"The ULA, the individual members and the groups involved, must prepare for an inevitable explosion of anger here which, when it comes, will be every bit as significant as the movements sweeping southern Europe."
The United Left Alliance, ULA, in existence just seven months, was established to pull together a slate of candidates in advance of a general election. The election then came quickly, a year and a half early, forced along because the deepening economic crisis smashed the basis for the government.
The economic crisis and the austerity attacks of the new Fine Gael / Labour government, even worse than those of Fianna Fail and the Greens, now pose huge challenges for the ULA.
This isn’t a recession in Ireland; it’s a depression, which is being made much worse by the austerity policies of the government, the EU and the IMF. The latest figures show unemployment is up despite mass emigration.
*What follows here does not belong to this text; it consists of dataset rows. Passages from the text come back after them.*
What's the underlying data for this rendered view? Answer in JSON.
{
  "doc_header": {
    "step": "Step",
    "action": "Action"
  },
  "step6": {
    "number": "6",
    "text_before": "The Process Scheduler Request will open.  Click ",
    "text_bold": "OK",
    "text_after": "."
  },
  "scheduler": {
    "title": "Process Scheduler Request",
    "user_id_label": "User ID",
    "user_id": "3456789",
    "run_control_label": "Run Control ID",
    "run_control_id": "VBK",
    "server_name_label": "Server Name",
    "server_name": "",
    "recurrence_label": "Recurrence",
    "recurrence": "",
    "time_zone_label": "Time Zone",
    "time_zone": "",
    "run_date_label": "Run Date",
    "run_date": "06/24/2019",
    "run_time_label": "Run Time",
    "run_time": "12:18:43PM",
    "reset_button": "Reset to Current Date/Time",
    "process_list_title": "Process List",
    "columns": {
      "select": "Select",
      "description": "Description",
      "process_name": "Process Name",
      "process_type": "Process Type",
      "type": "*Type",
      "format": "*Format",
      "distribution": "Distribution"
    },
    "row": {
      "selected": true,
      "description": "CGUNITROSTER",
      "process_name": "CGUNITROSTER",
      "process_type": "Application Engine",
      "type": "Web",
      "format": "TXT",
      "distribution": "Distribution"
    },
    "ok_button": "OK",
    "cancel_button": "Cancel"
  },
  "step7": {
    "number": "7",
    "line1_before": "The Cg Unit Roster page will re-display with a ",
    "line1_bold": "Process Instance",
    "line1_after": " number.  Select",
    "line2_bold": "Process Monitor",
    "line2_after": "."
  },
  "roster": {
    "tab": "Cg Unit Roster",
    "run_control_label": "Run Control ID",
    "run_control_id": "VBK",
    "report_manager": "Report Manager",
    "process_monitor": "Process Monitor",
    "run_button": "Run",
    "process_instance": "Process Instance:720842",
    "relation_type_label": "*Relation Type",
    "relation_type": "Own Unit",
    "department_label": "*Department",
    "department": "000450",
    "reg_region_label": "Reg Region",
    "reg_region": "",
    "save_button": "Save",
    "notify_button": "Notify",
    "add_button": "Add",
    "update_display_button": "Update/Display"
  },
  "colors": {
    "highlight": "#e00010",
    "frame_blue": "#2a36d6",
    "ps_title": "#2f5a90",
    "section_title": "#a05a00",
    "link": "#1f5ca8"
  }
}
The combination of huge indebtedness and no productive investment in the economy means it is impossible to see the circumstances in which economic decline can be halted over the next years. The growing prospect of a double dip in the world economy makes the situation here even gloomier.
The recent developments in both Greece and Spain, where new mass struggles have erupted from below led by young people, are extremely significant. That there is suspicion of political parties and some hostility to the distribution of political leaflets and papers in these movements at the moment doesn’t alter the extremely progressive character of these developments.
In both countries, the social democratic parties presided over the crisis and are now the ones imposing the dictates of the capitalist market. The trade union bureaucracies have also refused to organise a fight back against austerity. These conditions created the basis for the current explosions from below.
While the mood amongst working class people in Ireland is down at the moment, fundamentally the situation here has much more in common with Greece, Spain and Portugal than different.
Labour is now in power, as part of a coalition with Fine Gael (one of the traditional capitalist parties), and has begun to demonstrate in practice its betrayal of the working class. The hatred of the trade union leaders was graphically illustrated by the mass booing of the ICTU (Irish Congress of Trade Unions) leaders O’Connor and Begg when they tried to address the trade union rally last November.
The ULA, the individual members and the groups involved, must prepare for an inevitable explosion of anger which, when it comes, will be every bit as significant as the movements sweeping southern Europe.
The ULA has a responsibility to help resist the devastation of living standards and the war being waged against the working class itself. Struggle and the mass mobilisations, including militant industrial action, can knock back the attacks of the government and the bosses and the ULA must assist workers to take action and to seize back control of their unions from the bureaucracy.
However, crucially unless the capitalist system itself is challenged, the government and the bosses will return relentlessly over the next years to try to restore profit levels by super exploitation and the imposition of poverty conditions reminiscent of the 1950s or the 1930s.
Therefore, as well as fighting the attacks, the ULA has the responsibility to advocate a real alternative – a complete break with capitalism and a socialist programme and plan for economic development, the only alternative to private ownership of wealth and profiteering.
The Socialist Party thinks that the ULA should aspire to lead the revolt against austerity, which is likely to include young people, the working class and sections of the middle class.
However, there are important differences inside the ULA where some – including the Irish SWP – have argued that the ULA should not put forward socialist policies or advocate socialism as the ULAs objective. The Socialist Party (CWI Ireland) believes it is not the job of the ULA to become the leadership of a revolt on the basis of hiding the left and socialist policies necessary to overcome this profound capitalist crisis. In our view that approach contradicts the purpose for establishing the ULA in the first place.
The job of the ULA is to argue for socialist policies and strive, over time, on the basis of peoples experiences of capitalism in crisis, to win mass and then majority support for genuine socialism as the only way forward.
While the conditions are difficult for working class people, this crisis of capitalism poses an historic opportunity to build a new mass socialist movement. The ULA should be confident of its ability to put forward a skilful and a strong case for socialist policies and, on the other hand, the ULA must have confidence in the ability of young people and the working class to understand and become champions for revolutionary socialist change.